Some Australian billionaire wants to make a real "Jurassic Park"
It was the same source who provided the Daily with an exclusive peek at Mr Palmer's plans to build towering hotels at the Palmer Resort with a 20-storey sky needle and a giant, London Eye-style ferris wheel.
Mr Palmer has not commented on this vision yet. Sunshine Coast Mayor Mark Jamieson has said Mr Palmer was very serious about the plans.
It is also understood Mr Palmer intends to target the Middle East market for his resort.The Canadian-Indian pornstar in a new Bollywood film
The film is due to open this weekend at 1,300 screens with the equivalent of an 18 certificate. But is India ready? Manish Dubey, editor at the Bollywood channel UTV Stars, thinks so. "The days of a bikini providing titillation are gone. We are now moving towards bold acts which include love making scenes, going semi-nude and bold dialogues," he said, adding: "Nothing can be deemed 'shocking' for today's audience."150-year-old Bangladesh brothel fights for survival
Even before its release, the film has proved too much for some parts of India, however. On Tuesday activists in Punjab from a group called Bhagwan Valmiki Shakti Sena burned effigies of Leone and her female director, Pooja Bhatt – who, in her previous life as an actor was one of the first Bollywood stars to kiss on screen.
The battle against long-established brothels in Bangladesh — a conservative Muslim-majority nation — is spreading, with at least four red light districts closed in the last decade.Chinese elites hire body-doubles to go to jail for them
The country’s largest brothel, Tanbazaar, situated on the outskirts of Dhaka, was shut down largely due to pressure from a ruling party lawmaker.
Tanbazaar, established in 1888, was converted into a market and many of the 2,600 sex workers ended up on the streets.
The ability to hire so-called substitute criminals is just one way in which China’s extreme upper crust are able to live by their own set of rules. While Occupy Wall Street grabbed attention for its attacks on the “1 percent,” in China, a much smaller fraction of the country controls an even greater amount of wealth.
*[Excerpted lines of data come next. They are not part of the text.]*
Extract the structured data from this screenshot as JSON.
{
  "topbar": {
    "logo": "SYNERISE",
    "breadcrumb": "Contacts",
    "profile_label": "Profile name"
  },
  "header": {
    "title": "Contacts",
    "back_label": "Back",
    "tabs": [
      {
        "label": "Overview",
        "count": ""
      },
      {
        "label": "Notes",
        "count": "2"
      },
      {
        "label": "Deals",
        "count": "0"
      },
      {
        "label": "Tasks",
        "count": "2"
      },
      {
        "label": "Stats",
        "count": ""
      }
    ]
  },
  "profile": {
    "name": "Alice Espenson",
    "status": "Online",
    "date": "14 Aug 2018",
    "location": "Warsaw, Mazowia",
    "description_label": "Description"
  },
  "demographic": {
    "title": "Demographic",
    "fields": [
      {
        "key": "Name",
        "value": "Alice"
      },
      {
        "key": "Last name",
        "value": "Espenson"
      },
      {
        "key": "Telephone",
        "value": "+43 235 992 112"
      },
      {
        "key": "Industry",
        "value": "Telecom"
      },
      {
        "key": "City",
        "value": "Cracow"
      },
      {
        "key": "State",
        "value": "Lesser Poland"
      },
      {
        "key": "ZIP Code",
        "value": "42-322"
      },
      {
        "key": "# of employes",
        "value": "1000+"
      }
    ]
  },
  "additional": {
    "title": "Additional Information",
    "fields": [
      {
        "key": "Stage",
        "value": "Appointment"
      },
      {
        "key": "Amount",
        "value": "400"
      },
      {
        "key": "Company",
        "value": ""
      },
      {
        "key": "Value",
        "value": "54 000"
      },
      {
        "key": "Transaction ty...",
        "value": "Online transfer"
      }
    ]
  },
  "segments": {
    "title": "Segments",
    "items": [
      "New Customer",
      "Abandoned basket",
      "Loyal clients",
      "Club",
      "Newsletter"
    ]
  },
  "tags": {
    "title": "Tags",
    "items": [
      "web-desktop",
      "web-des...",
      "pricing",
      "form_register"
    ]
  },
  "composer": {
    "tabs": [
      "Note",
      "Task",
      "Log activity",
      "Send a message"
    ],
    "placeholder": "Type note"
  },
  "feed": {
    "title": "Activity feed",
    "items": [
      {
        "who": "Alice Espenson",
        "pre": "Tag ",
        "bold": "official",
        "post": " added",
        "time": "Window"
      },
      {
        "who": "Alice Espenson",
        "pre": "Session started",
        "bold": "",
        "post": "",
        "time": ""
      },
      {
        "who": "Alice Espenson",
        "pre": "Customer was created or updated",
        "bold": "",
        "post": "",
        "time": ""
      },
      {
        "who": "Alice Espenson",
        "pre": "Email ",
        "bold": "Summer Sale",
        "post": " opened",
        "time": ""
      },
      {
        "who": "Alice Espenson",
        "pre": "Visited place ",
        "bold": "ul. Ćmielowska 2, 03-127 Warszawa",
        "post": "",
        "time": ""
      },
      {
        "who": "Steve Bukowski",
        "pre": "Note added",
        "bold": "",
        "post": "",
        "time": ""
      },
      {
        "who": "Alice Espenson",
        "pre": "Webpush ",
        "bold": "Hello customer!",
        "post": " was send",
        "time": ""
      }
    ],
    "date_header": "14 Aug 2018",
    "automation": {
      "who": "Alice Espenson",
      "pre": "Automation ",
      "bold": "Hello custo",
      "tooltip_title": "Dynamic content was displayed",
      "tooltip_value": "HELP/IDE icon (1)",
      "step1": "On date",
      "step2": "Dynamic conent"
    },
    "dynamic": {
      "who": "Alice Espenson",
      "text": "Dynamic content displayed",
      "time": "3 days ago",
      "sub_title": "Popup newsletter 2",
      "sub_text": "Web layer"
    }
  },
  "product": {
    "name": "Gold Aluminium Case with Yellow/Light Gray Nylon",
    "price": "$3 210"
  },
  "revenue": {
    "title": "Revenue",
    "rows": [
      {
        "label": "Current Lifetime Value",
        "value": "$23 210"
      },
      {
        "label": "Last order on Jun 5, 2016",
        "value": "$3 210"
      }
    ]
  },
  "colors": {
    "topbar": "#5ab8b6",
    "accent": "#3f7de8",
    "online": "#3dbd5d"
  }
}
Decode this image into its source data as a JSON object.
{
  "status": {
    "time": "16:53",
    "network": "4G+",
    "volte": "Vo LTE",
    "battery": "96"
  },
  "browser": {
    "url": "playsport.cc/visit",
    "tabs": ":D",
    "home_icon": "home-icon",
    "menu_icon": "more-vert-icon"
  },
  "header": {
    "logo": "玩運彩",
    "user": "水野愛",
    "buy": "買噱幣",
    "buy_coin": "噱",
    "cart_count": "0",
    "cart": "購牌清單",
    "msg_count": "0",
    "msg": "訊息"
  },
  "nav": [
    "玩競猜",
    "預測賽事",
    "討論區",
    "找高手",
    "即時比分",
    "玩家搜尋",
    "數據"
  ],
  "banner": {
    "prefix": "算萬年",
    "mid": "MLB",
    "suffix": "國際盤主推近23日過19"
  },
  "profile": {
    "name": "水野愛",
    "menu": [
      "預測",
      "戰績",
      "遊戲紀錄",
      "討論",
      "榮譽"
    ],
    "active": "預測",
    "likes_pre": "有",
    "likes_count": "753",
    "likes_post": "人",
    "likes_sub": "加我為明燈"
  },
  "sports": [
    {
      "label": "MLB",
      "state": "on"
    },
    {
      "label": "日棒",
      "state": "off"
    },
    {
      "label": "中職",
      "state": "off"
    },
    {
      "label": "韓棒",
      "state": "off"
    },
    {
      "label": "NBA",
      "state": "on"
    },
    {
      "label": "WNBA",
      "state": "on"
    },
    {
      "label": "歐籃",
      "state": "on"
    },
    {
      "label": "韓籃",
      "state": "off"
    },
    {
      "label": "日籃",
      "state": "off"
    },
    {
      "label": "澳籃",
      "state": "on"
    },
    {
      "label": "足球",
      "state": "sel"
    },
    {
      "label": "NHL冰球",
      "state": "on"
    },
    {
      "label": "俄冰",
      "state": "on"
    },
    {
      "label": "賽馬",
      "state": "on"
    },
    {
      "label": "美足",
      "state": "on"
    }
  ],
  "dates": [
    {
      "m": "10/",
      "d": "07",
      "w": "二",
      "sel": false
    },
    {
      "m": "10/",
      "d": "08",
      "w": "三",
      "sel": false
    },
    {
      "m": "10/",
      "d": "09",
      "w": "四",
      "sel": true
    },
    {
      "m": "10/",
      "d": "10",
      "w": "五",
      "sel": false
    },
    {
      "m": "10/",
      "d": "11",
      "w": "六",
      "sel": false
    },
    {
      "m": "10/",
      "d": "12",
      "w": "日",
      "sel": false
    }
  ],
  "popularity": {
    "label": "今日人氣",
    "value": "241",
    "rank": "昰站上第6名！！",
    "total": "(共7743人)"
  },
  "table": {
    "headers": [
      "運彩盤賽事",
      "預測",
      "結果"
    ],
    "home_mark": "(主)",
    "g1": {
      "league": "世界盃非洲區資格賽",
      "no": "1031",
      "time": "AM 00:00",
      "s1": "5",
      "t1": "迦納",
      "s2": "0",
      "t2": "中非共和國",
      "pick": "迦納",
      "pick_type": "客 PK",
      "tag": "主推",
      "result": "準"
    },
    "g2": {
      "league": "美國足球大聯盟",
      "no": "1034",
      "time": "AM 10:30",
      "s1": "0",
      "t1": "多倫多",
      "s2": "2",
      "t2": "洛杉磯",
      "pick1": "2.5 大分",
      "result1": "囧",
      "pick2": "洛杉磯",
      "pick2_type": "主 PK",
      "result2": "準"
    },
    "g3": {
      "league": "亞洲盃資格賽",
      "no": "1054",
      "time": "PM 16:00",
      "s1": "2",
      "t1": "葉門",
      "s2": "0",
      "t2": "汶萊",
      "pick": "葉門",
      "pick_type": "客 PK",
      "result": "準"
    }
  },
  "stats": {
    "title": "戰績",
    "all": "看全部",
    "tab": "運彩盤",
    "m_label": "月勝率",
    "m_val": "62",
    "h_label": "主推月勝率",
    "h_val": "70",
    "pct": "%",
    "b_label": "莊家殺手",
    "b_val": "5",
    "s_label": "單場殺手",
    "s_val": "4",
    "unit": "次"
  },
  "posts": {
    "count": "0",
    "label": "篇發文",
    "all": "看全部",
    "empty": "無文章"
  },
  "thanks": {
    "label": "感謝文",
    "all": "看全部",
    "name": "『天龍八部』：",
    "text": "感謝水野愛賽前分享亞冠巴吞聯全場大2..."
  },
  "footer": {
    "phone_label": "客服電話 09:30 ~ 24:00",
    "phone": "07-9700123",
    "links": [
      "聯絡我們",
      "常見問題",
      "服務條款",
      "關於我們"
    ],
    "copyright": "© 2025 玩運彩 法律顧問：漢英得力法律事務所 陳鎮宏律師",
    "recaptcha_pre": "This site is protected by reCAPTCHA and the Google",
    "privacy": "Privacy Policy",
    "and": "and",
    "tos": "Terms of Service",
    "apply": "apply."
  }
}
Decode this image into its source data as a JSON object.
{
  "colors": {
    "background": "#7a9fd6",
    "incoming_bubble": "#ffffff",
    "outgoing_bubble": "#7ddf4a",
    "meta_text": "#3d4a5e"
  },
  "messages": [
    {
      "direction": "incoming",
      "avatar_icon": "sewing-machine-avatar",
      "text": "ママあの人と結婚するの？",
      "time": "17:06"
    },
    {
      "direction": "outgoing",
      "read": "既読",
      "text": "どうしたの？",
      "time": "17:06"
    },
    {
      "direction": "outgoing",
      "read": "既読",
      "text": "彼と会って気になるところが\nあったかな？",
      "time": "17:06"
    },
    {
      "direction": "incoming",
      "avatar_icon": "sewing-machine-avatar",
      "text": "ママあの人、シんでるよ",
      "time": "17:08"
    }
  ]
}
The top one-tenth of 1 percent in China controls close to half of the country’s riches. The children and relatives of China’s rulers, many of whom grew up together, form a thicket of mutually beneficial relationships, with many able to enrich themselves financially and, if necessary, gain protection from criminal allegations.African news-reporting focuses too much on misery
A police officer in central China agreed to discuss the phenomenon of “replacement convicts” with me so long as I didn’t refer to him by name. “America has the rule of law, but China has the rule of people,” the police officer told me. “If somebody is powerful, there’s a good chance they can make this happen. Spend some money and remain free.” According to the police officer, hired stand-ins are “not common but not rare either.” As examples, the officer listed several high-ranking mafia figures whose underlings serve time in their stead. The mafia cares for the substitute’s family and pays a bonus for the time served.
In Goma, part of a region the United Nations’ special representative on sexual violence in conflict Margot Wallström two years ago dubbed “the rape capital of the world,” I went to an impromptu hip-hop show, full of dancing Congolese. In Kinshasa, nearly a thousand miles away on the other side of the country, I met an oboist for the city’s symphony orchestra.Jonah Lehrer, journalism, and America's "shortcut" culture
Congo, like America, is very many things, all at the same time. This should be obvious. Why would a foreign country be any less complex than our own? So why, then, if you’re reading or watching most American news, do you tend to see the same simplified stories over and over again?
What Lehrer did was plainly wrong. Still, it would be naive to think that quotes are never massaged. Though making up words and thoughts is obviously unacceptable, "cleaning up" a quote is something of a tradition.Gore Vidal, and the death of the witty, public intellectual
If someone speaks in awkward stops and starts, repetitively, ungrammatically or otherwise in a way not conducive to a verbatim appearance on the page, there is no hard-and-fast rule for making those words more reader friendly. Ellipsis points and brackets? Indirect quotes? Taking out only the "ums" and "you knows"? It all requires having enough trust in ourselves that we can also ask our readers (and those we quote) to have that trust too.
But although we hear from a far broader spectrum of voices, the end of the era of unabashedly elite public intellectuals coincides with a loss of a certain unironic seriousness in popular culture. The 1968 confrontation between Vidal and Buckley is famous today because of the way the two men sniped at each other, but before they descended into personal insults, the two men were engaged in a nuanced debate of constitutional principles. Buckley argued that Chicago's police could be forgiven for trying to silence protesters whose complaints might comfort America’s enemies in Vietnam; Vidal countered that political dissent, no matter how provocative, is protected under the First Amendment.
The angry confrontation between these two men is remembered today largely because such outbursts were so rare, so embarrassing. But now, when much political debate is designed to be entertainingly diverting, the name-calling would have been the whole point. With Gore Vidal's death, the world of letters has lost a valuable voice. And we have all lost yet another member of a generation of public figures that was willing, without apology or ironic deflection, to take serious matters seriously.